I am also working with other C-SPIN groups on 1) interfacing topological insulators with ferromagnetic insulators and graphene, and 2) growing topological insulator thin films for magnetic junctions. I have various publications in progress as a first author and as a contributing author; they all indicate that topological insulators could be efficient for spin devices. As an undergraduate, I studied the opening of a gap in the energy states in NdNiO3 by electron tunneling as the material undergoes a metal-to-insulator transition.
I became involved in research through a summer internship in Prof. Jim Allen’s lab at UCSB before starting a bachelor of science program in physics at UCSB. From there it has been one fascinating project after another at UCSB, Trinity College Dublin, HRL Laboratories, and Penn State. It is so rewarding after sometimes struggling for months to finally get a material to grow properly or see exciting data. One defining moment in my second year at UCSB: I was with my advisor, his post-doc, and a scientist from Intel who was working with SRC. They were discussing an idea for magnetic logic using frustrated magnetism in a triangle pattern. That moment felt like we were planning the future of electronics. Working in spintronics leads to so many of these moments – you feel like you can create something impactful.

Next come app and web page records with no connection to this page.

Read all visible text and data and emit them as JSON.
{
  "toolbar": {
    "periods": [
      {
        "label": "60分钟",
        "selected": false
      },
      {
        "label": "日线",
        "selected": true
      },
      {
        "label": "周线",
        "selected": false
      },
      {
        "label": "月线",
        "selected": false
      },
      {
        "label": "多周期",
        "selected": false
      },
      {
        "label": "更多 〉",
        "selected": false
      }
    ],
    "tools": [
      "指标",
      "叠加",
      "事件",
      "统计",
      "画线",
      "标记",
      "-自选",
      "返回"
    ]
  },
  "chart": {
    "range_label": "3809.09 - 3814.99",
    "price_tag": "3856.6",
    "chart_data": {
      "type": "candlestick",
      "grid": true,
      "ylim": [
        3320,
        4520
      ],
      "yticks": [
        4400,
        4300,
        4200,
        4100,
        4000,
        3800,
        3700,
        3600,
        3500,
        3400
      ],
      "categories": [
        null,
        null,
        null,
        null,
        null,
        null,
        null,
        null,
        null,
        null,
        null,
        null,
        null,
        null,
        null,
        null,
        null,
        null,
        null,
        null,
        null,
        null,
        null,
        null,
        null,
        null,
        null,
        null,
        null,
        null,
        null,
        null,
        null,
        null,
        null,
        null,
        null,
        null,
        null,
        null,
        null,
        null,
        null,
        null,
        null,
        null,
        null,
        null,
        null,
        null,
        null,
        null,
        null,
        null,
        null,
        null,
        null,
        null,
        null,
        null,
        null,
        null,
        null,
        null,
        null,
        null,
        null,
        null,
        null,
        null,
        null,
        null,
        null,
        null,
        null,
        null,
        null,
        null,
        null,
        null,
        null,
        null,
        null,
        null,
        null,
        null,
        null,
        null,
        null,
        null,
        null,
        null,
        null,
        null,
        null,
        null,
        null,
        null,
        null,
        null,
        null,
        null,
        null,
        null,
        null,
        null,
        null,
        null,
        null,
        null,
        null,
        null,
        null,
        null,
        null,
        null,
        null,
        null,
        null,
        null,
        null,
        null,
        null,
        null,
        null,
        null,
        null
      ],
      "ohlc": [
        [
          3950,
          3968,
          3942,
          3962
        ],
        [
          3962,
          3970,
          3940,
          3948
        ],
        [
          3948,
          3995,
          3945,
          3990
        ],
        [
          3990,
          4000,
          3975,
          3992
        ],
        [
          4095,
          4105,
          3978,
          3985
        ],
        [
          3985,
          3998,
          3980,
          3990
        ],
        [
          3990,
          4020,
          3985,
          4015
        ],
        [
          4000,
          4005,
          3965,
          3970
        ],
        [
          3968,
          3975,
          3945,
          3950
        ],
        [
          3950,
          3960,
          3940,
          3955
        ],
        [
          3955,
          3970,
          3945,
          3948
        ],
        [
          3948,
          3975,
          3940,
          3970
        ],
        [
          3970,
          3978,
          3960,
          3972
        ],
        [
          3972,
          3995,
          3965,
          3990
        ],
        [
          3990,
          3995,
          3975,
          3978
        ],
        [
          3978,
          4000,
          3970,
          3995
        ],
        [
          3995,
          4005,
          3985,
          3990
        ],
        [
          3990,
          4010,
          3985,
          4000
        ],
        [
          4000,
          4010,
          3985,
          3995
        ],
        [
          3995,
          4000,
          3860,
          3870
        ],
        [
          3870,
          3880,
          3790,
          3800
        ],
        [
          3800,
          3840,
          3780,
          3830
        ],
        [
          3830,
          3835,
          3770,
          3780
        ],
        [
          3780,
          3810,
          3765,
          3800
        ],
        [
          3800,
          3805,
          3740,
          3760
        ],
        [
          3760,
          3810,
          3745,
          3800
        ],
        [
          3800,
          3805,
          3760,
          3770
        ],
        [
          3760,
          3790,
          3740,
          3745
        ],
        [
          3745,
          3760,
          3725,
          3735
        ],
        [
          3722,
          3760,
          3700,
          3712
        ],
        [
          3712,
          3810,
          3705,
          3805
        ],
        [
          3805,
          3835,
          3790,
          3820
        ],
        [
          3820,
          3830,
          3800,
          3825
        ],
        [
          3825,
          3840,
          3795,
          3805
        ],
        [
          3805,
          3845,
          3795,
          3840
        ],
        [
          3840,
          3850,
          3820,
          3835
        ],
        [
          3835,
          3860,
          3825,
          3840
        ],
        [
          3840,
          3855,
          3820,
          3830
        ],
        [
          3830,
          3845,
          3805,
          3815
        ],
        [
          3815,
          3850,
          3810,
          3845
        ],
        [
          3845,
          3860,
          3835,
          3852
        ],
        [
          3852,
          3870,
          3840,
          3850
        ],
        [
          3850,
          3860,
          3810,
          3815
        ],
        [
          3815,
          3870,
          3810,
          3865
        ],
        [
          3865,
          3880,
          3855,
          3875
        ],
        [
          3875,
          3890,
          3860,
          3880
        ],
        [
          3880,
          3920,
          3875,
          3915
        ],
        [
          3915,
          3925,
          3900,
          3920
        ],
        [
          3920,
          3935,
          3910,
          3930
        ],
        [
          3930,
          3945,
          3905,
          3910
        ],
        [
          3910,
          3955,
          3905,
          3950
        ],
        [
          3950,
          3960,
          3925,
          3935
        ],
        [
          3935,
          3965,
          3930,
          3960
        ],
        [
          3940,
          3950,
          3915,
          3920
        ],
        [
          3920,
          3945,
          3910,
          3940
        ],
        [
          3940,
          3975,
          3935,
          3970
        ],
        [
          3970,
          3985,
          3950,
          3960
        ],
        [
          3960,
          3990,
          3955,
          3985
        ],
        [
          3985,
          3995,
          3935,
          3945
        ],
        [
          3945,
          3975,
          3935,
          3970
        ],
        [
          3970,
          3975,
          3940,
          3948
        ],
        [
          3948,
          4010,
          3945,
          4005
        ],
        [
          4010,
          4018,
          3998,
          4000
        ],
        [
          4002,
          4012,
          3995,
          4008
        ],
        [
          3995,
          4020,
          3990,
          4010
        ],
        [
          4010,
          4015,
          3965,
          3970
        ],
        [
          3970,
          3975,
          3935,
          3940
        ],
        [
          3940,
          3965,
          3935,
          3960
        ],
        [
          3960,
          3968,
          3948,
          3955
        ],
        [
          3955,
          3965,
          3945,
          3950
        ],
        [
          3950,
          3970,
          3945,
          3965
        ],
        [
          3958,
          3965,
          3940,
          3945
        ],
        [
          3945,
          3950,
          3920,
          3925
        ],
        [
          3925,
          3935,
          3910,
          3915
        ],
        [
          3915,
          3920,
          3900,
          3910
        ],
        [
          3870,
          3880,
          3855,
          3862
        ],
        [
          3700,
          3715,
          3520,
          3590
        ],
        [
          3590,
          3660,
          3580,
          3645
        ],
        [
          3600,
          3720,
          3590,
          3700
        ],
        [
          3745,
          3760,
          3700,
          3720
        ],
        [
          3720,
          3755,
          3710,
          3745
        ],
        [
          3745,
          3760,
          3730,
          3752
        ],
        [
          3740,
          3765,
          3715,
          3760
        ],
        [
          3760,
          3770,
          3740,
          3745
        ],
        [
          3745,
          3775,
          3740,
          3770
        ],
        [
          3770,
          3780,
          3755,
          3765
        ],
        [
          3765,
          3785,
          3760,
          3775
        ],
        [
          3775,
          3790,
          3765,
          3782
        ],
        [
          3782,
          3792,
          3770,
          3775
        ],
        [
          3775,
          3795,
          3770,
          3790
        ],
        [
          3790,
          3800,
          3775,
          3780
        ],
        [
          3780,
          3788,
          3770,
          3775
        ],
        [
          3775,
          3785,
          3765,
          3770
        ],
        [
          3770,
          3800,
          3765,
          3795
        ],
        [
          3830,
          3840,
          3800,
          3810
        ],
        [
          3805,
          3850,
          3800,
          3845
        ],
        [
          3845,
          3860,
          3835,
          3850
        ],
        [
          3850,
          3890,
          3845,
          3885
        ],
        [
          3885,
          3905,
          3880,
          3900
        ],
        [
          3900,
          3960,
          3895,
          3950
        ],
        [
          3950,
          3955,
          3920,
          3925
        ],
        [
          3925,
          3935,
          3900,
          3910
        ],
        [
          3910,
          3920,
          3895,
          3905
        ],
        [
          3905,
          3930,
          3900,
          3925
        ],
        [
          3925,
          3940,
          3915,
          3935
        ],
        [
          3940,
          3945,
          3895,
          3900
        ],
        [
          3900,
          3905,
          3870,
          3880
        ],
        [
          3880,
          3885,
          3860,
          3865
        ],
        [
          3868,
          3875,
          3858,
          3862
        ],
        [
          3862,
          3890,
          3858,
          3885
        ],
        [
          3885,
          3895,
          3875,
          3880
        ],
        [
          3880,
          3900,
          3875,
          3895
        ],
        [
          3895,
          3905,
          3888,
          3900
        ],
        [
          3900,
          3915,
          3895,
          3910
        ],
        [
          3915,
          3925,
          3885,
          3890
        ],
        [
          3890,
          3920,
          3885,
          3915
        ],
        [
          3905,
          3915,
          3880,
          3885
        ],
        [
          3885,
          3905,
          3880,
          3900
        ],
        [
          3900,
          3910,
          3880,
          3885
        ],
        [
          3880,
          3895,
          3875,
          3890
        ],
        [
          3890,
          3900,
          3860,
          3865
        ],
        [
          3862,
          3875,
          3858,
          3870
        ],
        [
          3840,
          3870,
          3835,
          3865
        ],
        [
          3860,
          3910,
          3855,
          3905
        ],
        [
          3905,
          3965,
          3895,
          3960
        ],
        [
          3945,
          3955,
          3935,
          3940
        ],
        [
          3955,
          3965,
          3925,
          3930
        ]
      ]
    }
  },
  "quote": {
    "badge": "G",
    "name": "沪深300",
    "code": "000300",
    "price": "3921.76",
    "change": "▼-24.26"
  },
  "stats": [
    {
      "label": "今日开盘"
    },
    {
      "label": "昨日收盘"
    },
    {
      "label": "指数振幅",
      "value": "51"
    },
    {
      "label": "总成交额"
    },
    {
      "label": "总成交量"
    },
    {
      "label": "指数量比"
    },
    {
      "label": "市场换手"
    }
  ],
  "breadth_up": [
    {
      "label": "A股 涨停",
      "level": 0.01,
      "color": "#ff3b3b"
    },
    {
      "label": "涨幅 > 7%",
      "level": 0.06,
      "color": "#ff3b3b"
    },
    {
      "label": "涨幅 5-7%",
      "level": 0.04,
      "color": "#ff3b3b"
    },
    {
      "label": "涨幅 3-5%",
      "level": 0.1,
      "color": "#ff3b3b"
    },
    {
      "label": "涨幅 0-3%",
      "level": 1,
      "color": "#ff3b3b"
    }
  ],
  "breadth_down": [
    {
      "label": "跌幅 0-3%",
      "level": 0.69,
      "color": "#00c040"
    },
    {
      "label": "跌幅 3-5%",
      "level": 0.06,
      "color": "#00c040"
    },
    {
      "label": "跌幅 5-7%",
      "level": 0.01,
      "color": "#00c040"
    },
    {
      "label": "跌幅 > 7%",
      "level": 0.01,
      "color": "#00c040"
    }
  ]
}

I am planning on moving to R&D in industry after I graduate. I want to continue developing materials for device applications. I am interested to see what advances will be incorporated in future microprocessors, and I want to be a part of those advances.